• Straw prices higher this harvest

• Ag-inflation has pushed up value

• Valuable phosphate and potash

Growers are being advised to pay special attention to the benefits of incorporating straw this harvest – before deciding whether to bale and sell it off the farm.

Ag-inflation has pushed up straw prices, with many growers looking to take advantage of markets that include power stations, forage and bedding. But higher fertiliser costs mean straw  also has increased value as a nutrient and soil improver.

Growers should consider the value of straw as a cost-effective source of phosphate and potash – and appreciate its importance for soil health and organic matter, says Rob Jewers, a fertiliser and crop nutrition specialist for Hutchinsons.

To make an informed decision on whether to chop or bale, Mr Jewers says the first step is to calculate the value of nutrients removed in baled straw. These can be found in the AHDB Nutrient Management Guide (RB209 Section 4 – Arable Crops). 

“These figures can be used where the straw is not weighed when removed,” explains Mr Jewers, who recommends looking at the values of different straw types using current market data.

Because straw potash content can vary substantially depending on water availability during crop maturity and baling, it is also worthwhile determining the nutrient content of representative straw samples by laboratory analysis.

As an example, a June 2022 price for triple super phosphate of £930/t is equivalent  £2.02p/kg of phosphate, with a muriate of potash prie of £770/t equivalent to £1.28p/kg of potash.

For a winter wheat crop yielding 10t/ha, if the grain and straw is taken off, this equates to 70 kg/ha of phosphate removal in the form of P2O5  and 105kg/ha of potash removal in the form of K2O.

This works out at £64.87 of additional fertiliser value in straw being removed per hectare. In comparison, at last year’s prices this was only £26.07 – which is a difference in value of £38.80/ha.

As another example, removing grain and straw from an 8t/ha winter oat crop removes 77kg of phosphate and 132kg/ha of potash. The fertiliser value of straw removed is £112.86/ha, a difference of £67.68 over last year when the additional value was £45.18.”

Other factors 

“The important message here is that it will be important to reinvest some of the money made back into replacing the nutrition which has been removed,” says Mr Jewers.

“These values are purely the financial replacement value of the nutrients removed in straw only, however there are other factors to be taken into consideration such as increased traffic and soil compaction.

 “Also take into account the timeliness of straw removal and subsequent establishment of the next crop as well as the value of organic matter with regards to building soil structure and water retention.”

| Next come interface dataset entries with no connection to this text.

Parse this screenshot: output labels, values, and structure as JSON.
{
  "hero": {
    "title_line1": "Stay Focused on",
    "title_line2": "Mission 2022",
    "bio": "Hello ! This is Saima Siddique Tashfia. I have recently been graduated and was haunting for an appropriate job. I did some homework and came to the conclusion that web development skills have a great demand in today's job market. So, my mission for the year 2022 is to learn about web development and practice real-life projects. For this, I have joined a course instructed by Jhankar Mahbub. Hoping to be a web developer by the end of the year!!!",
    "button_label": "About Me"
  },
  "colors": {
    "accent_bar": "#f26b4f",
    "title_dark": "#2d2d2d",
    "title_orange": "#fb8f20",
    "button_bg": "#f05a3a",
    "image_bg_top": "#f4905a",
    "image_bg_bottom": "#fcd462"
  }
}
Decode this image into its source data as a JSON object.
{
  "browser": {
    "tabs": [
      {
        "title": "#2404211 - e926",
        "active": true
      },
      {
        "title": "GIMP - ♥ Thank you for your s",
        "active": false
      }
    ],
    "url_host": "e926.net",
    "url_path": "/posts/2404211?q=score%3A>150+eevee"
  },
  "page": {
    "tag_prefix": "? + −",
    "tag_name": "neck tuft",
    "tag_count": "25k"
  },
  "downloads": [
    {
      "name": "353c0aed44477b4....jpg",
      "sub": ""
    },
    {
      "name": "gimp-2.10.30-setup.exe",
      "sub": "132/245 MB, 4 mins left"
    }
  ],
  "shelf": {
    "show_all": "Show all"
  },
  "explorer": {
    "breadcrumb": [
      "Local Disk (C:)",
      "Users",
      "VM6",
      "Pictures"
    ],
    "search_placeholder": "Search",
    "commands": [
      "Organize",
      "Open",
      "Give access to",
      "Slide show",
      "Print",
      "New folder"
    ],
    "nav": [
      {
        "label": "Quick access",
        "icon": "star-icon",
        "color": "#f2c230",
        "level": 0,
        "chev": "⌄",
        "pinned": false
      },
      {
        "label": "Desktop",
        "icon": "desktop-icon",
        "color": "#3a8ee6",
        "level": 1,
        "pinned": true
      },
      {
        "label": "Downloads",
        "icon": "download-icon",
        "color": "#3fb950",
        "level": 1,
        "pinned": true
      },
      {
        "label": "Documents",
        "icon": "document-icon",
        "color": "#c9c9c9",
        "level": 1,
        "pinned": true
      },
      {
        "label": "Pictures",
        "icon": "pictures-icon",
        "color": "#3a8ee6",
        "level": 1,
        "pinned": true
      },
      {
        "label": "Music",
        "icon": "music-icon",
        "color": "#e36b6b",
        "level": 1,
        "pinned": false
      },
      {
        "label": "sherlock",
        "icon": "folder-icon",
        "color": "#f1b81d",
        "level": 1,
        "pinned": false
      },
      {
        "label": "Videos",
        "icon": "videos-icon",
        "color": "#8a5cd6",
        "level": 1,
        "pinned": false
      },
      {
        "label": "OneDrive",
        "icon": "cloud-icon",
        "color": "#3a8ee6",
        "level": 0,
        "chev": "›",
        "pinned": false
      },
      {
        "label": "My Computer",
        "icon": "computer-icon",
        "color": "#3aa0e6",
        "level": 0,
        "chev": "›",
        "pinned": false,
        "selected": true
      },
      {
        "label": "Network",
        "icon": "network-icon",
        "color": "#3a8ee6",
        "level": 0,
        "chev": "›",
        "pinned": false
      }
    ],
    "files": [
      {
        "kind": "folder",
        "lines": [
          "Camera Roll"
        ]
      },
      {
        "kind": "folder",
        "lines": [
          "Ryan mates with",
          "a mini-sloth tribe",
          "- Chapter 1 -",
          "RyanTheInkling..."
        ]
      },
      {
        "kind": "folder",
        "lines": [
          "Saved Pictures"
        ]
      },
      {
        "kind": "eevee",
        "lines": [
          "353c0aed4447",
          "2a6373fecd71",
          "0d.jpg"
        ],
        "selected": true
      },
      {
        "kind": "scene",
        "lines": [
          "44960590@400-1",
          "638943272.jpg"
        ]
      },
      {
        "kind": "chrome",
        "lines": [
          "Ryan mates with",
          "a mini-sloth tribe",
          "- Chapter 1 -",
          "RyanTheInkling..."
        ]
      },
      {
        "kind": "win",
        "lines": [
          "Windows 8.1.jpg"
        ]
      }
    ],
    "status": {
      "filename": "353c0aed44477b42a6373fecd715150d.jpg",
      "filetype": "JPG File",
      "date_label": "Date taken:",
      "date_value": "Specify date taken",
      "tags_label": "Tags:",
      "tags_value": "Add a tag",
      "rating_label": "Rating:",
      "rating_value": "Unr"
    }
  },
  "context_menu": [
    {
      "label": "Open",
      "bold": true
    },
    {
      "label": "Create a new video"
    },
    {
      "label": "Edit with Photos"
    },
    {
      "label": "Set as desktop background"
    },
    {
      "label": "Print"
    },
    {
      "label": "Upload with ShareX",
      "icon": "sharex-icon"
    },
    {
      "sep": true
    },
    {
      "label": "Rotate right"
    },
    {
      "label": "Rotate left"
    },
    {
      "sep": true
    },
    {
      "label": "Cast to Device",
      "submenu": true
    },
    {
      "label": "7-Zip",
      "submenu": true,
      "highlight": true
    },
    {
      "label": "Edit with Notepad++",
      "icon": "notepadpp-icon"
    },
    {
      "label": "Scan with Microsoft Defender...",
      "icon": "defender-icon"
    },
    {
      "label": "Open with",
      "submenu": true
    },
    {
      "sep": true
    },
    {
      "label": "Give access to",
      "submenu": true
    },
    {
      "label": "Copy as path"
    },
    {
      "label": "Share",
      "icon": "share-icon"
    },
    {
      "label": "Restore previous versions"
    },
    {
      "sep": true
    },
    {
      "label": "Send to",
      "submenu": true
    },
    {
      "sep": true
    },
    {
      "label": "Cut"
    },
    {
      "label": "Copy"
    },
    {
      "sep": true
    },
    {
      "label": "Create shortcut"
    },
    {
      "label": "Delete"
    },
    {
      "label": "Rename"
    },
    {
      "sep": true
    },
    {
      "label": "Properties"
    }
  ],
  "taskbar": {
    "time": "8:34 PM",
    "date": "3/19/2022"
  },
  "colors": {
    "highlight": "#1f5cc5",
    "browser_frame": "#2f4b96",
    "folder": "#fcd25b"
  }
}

Finally, although recent weeks have been extremely dry, Mr Jewers says catchy summer weather means swaths may remain in the field for longer and may even have to be turned if they get wet, generating extra work.